When someone is nervous is about giving a speech, or talking in front of others, the first thing someone usually says to you is, “oh you’ll be fine, just picture everyone in their underwear”. However, what about when it becomes more than just a simple fear of giving a presentation in class or at work? This is often calledSocial Anxiety Disorder.
Signs and Symptoms of Social Anxiety Disorder
According to the DSM-IV-TR, Social Anxiety Disorder is characterized by…
- A marked or persistent fear of social and/or performance when around unfamiliar people, or people who they fear may judge them. The person develops an overwhelming fear that they will do something to humiliate themselves in front of others.
- Exposure to the feared situation mentioned above often provokes extreme levels of anxiety. This can sometimes lead to panic attacks.
- The person is aware that their fear is excessive and unreasonable.
- Feared social situations are avoided or endured with intense anxiety and distress.
- The avoidance, anticipation, and/or distress associated with the feared social situation interferes with functioning at work, school, and or someone’s interpersonal relationships.
These symptoms can interfere with work when having to give a presentation . One may worry, is my boss going to give me a good review after this presentation? What if I do bad, would they fire me? What if I become nervous, and my hands and voice shakes, will my coworkers think I am incompetent. This fear also can arise when in new social situations, giving a speech a class, or trying to meet some new people.
Treatment of Social Anxiety Disorder

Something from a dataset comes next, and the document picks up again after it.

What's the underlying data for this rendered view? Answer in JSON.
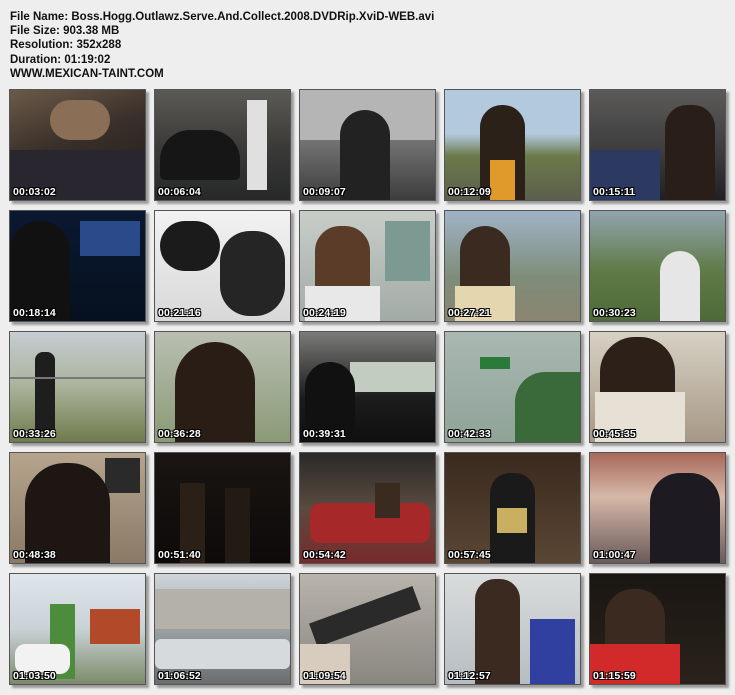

Treatment often consists of seeking therapy from a counselor/psychologist. A psychiatrist can also prescribe anti-anxiety medication for when you find yourself in these situations while you wait for the effects of your therapy to take place. However, within therapy, the first thing the therapist may address are the underlying negative thoughts that can lead to the anxiety you feel. This could be, “people will think I’m stupid,” “My voice will start shaking, and I’ll humiliate myself,” or “I won’t have anything to say, and I’ll seem boring.” These thoughts are often caused by cognitive distortions.
If you are someone who has panic attacks as a result of the anxiety, the therapist may use exposure to various panic attack triggers or symptoms. They may teach you various breathing techniques to decrease your body’s stress response. If you are interested in learning more about breathing and relaxation techniques to use when experiencing stress, check out this article on breathing techniques.
Prevalence & Other Information
According to the National Institute of Mental Health, 12.1% of adults will experience Social Anxiety Disorder at some point in their lives. The average age of onset is often 13 years of age as the child begins puberty. The physical symptoms of stress, such as inability to sleep, loss of appetite, or upset stomach can lead someone to think they have developed a physical illness. As reported by Healthy Place,
According to “The Economic Burden of Anxiety Disorders,” a study commissioned by the ADAA and based on data gathered by the association and published in the Journal of Clinical Psychiatry, anxiety disorders cost the U.S. more than $42 billion a year, almost one third of the $148 billion total mental health bill for the U.S.
Social Anxiety Disorder can cause impaired functioning in more than your high school speech class. It can last all the way into adulthood and beyond if never treated. Many people feel so embarrassed by their fear, that they are too embarassed to seek treatment, the person may feel they should be able to handle it on your own. For some people, they can, but others may need some help from a counselor. If you suffer from these symptoms, don’t feel too embarrassed to seek help. Just remember, 5.3 million people at any given time are suffering from this disorder, you’re not alone!